** What to work on **
Exact copies of all the entries are needed.
---------- Dataset entries ----------
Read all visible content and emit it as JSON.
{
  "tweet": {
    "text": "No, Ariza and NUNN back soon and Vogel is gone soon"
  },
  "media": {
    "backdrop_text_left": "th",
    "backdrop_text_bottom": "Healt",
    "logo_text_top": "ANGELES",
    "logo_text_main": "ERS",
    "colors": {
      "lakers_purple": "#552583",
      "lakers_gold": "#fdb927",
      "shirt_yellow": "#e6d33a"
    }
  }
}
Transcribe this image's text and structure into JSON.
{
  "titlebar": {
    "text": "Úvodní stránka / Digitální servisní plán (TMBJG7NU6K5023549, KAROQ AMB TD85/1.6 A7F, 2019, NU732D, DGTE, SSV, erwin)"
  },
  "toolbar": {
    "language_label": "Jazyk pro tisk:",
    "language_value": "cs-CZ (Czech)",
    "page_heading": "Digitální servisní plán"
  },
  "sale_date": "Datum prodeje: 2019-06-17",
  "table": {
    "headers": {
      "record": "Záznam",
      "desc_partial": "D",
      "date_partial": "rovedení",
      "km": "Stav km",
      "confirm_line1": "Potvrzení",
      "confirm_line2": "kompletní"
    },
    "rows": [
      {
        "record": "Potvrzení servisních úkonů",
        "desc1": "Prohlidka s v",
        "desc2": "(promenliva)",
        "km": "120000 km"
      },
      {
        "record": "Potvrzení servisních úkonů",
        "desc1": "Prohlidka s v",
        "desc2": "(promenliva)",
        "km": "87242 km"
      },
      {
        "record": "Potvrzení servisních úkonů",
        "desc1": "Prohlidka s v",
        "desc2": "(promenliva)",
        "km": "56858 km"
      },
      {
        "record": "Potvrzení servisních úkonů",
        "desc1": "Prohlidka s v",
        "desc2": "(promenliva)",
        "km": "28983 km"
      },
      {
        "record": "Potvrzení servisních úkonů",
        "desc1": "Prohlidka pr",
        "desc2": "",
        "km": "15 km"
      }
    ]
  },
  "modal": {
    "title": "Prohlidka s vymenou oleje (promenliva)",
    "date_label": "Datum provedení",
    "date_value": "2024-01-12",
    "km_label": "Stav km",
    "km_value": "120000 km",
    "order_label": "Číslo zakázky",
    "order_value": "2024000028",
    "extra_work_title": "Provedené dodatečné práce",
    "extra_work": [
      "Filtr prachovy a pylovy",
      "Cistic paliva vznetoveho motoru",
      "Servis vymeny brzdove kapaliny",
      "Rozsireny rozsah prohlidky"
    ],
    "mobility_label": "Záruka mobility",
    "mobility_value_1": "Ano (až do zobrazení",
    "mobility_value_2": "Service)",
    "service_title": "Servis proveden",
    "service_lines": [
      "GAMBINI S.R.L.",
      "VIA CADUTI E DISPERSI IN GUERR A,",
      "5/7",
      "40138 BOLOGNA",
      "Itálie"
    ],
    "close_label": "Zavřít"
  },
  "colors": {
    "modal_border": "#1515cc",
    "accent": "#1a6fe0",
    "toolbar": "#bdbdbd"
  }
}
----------
** Written solution **
Read all visible content and emit it as JSON.
{
  "tweet": {
    "text": "No, Ariza and NUNN back soon and Vogel is gone soon"
  },
  "media": {
    "backdrop_text_left": "th",
    "backdrop_text_bottom": "Healt",
    "logo_text_top": "ANGELES",
    "logo_text_main": "ERS",
    "colors": {
      "lakers_purple": "#552583",
      "lakers_gold": "#fdb927",
      "shirt_yellow": "#e6d33a"
    }
  }
}
Transcribe this image's text and structure into JSON.
{
  "titlebar": {
    "text": "Úvodní stránka / Digitální servisní plán (TMBJG7NU6K5023549, KAROQ AMB TD85/1.6 A7F, 2019, NU732D, DGTE, SSV, erwin)"
  },
  "toolbar": {
    "language_label": "Jazyk pro tisk:",
    "language_value": "cs-CZ (Czech)",
    "page_heading": "Digitální servisní plán"
  },
  "sale_date": "Datum prodeje: 2019-06-17",
  "table": {
    "headers": {
      "record": "Záznam",
      "desc_partial": "D",
      "date_partial": "rovedení",
      "km": "Stav km",
      "confirm_line1": "Potvrzení",
      "confirm_line2": "kompletní"
    },
    "rows": [
      {
        "record": "Potvrzení servisních úkonů",
        "desc1": "Prohlidka s v",
        "desc2": "(promenliva)",
        "km": "120000 km"
      },
      {
        "record": "Potvrzení servisních úkonů",
        "desc1": "Prohlidka s v",
        "desc2": "(promenliva)",
        "km": "87242 km"
      },
      {
        "record": "Potvrzení servisních úkonů",
        "desc1": "Prohlidka s v",
        "desc2": "(promenliva)",
        "km": "56858 km"
      },
      {
        "record": "Potvrzení servisních úkonů",
        "desc1": "Prohlidka s v",
        "desc2": "(promenliva)",
        "km": "28983 km"
      },
      {
        "record": "Potvrzení servisních úkonů",
        "desc1": "Prohlidka pr",
        "desc2": "",
        "km": "15 km"
      }
    ]
  },
  "modal": {
    "title": "Prohlidka s vymenou oleje (promenliva)",
    "date_label": "Datum provedení",
    "date_value": "2024-01-12",
    "km_label": "Stav km",
    "km_value": "120000 km",
    "order_label": "Číslo zakázky",
    "order_value": "2024000028",
    "extra_work_title": "Provedené dodatečné práce",
    "extra_work": [
      "Filtr prachovy a pylovy",
      "Cistic paliva vznetoveho motoru",
      "Servis vymeny brzdove kapaliny",
      "Rozsireny rozsah prohlidky"
    ],
    "mobility_label": "Záruka mobility",
    "mobility_value_1": "Ano (až do zobrazení",
    "mobility_value_2": "Service)",
    "service_title": "Servis proveden",
    "service_lines": [
      "GAMBINI S.R.L.",
      "VIA CADUTI E DISPERSI IN GUERR A,",
      "5/7",
      "40138 BOLOGNA",
      "Itálie"
    ],
    "close_label": "Zavřít"
  },
  "colors": {
    "modal_border": "#1515cc",
    "accent": "#1a6fe0",
    "toolbar": "#bdbdbd"
  }
}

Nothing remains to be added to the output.